Grinnell (Iowa) College has gender neutral housing as an option for students living in dorms. This restroom sign is found on campus and is common in public buildings everywhere. In gender neutral housing areas on campus all bathrooms are gender neutral and shared. This type of sign is not up in the Grinnell dorms, but the sign is illustrative of the concept.
To a transgender person, even the seemingly innocuous act of going to the restroom comes with difficulty.
“Bathrooms are one of the worst places to go for transgender people,” says Mal Meyer, a student at Emerson College in Boston and the vice president for Emerson’s Alliance for Gays, Lesbians and Everyone.
A new proposal passed by the California Legislature this week — which awaits Gov. Jerry Brown’s signature — would give transgender high school students the right to choose their prospective bathroom and locker room. This comes on the heels of a recent groundbreaking decision by the Colorado Rights Division, which ruled in favor of a 6-year-old transgender girl’s right to use the restroom of the gender she identified with.
Meyer came out as transgender male — meaning he was assigned female at birth — to his friends last August. Unlike the Colorado case, he says that people at his school were very accepting.
Even though his friends knew, Meyer says he didn’t want everyone to know. This became an issue when he had to type in his student ID card information, which he adds “would out me” every time.
This prompted Emerson’s LGBTQ student director to contact him and work with him to change the school’s policy that required a student’s birth name be used on his or her ID card. As a result, “You no longer have to change your legal name in order to change your name on your ID,” says Meyer.
Deanna Hurlbert, assistant director at Michigan State University’s LGBT resource center, says a lot of anxiety experienced by transgender students comes with “accessing physical spaces that are really gendered.”
Beyond choosing which restroom to use, Hurlbert says students come to her with a range of questions: Which group should they choose if a class breaks into male/female discussion groups, who will they room with in college if dorms are divided, how do they go about telling someone they want to date — or have been dating — that they’re not biologically who that person thinks they are?
Transgender students face a multitude of adversity, including being denied admission into college. When Calliope Wong, a transgender female, applied to a private women’s college, she was denied because her Free Application for Student Aid (FASFA) identified her as male.
The University of North Carolina in Chapel Hill started a pilot program for “gender-neutral housing” and now faces legislative opposition that would prohibit it. Four students who had opted into the program could be forced to find alternative housing should the bill become law.
At Newcastle College in England, a transgender student recently started a campaign to convince the school to install gender-neutral toilets to create that “comfortable space for everyone.
“If I were to go into the female bathroom, I’d probably get slammed with a lawsuit because people would be like, ‘You can’t be a guy in the bathroom,’ but then I go to the men’s bathroom and people are like, ‘Why is there a girl in here?’ It’s always going to be harder for the transgender person,” says Meyer.

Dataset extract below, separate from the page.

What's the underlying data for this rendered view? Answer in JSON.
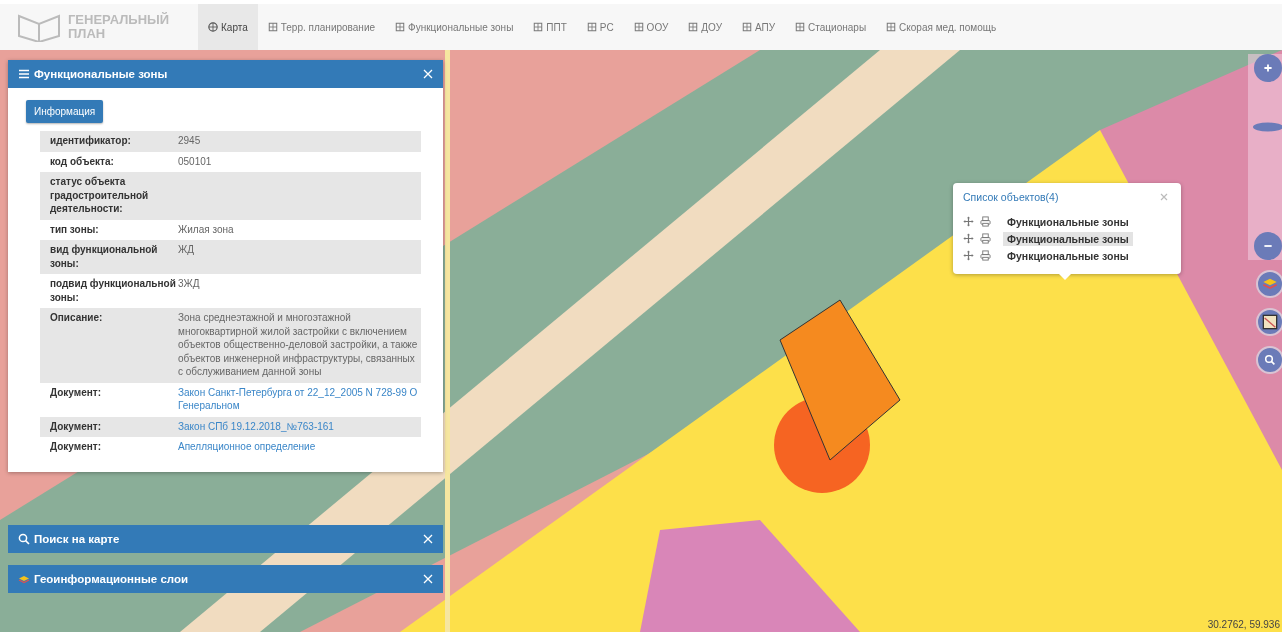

However, some students, including Thomas Gentle, a senior at the Georgia Institute of Technology, and Haedan Eagar, a senior at Georgia State University, express reservations or concerns with the bathroom quandary.
“I’m all for equality and radical thinking, but for some reason our country, and our generation especially, seems to be under the notion that your rights end where my feelings begin,” Gentle says. “You have a right to privacy until I say that, ‘I wish I was a woman.’ At that point in time, I don’t give a damn how you feel about your privacy, I’m going to file for legislative action and possibly even sue if I don’t get my way.”
Meyer says that most people believe it’s harder on them to come to terms with a transgender person using their bathroom when the reality is the opposite.
“The truth is, I can guarantee you, it is more uncomfortable for a transgender person to enter any kind of bathroom,” he adds. “When I go into the bathroom I am always worried that there will be a ton of other guys there and I’ll be too uncomfortable to use the bathroom.”
Gentle, who speaks with a stutter, compares his speech impediment to being “different,” but contends that even though he could seek disability advantages, he doesn’t think that it entitles him to “special privileges.”
“People are so wrapped up in self-indulgent, selfish behavior all the while claiming to be furthering human rights and well-being, but they are only breeding contempt,” says Gentle.
“The root of the problem is that I wouldn’t want to feel like a man was invading my privacy,” says Eagar. “I’m sure they wouldn’t, but that is what would make me feel wary or uncomfortable.”
Meyer thinks these claims to invasion of privacy are “completely wrong.” He says that he is always “worried about safety” and that it’s far more complicating and frustrating for a transgender person to use a restroom than others.
He adds that, “If someone doesn’t understand, they should try and get informed … Putting yourself out there and trying to get to know people of the transgender community is my best suggestion to somebody who doesn’t know about the trans community.”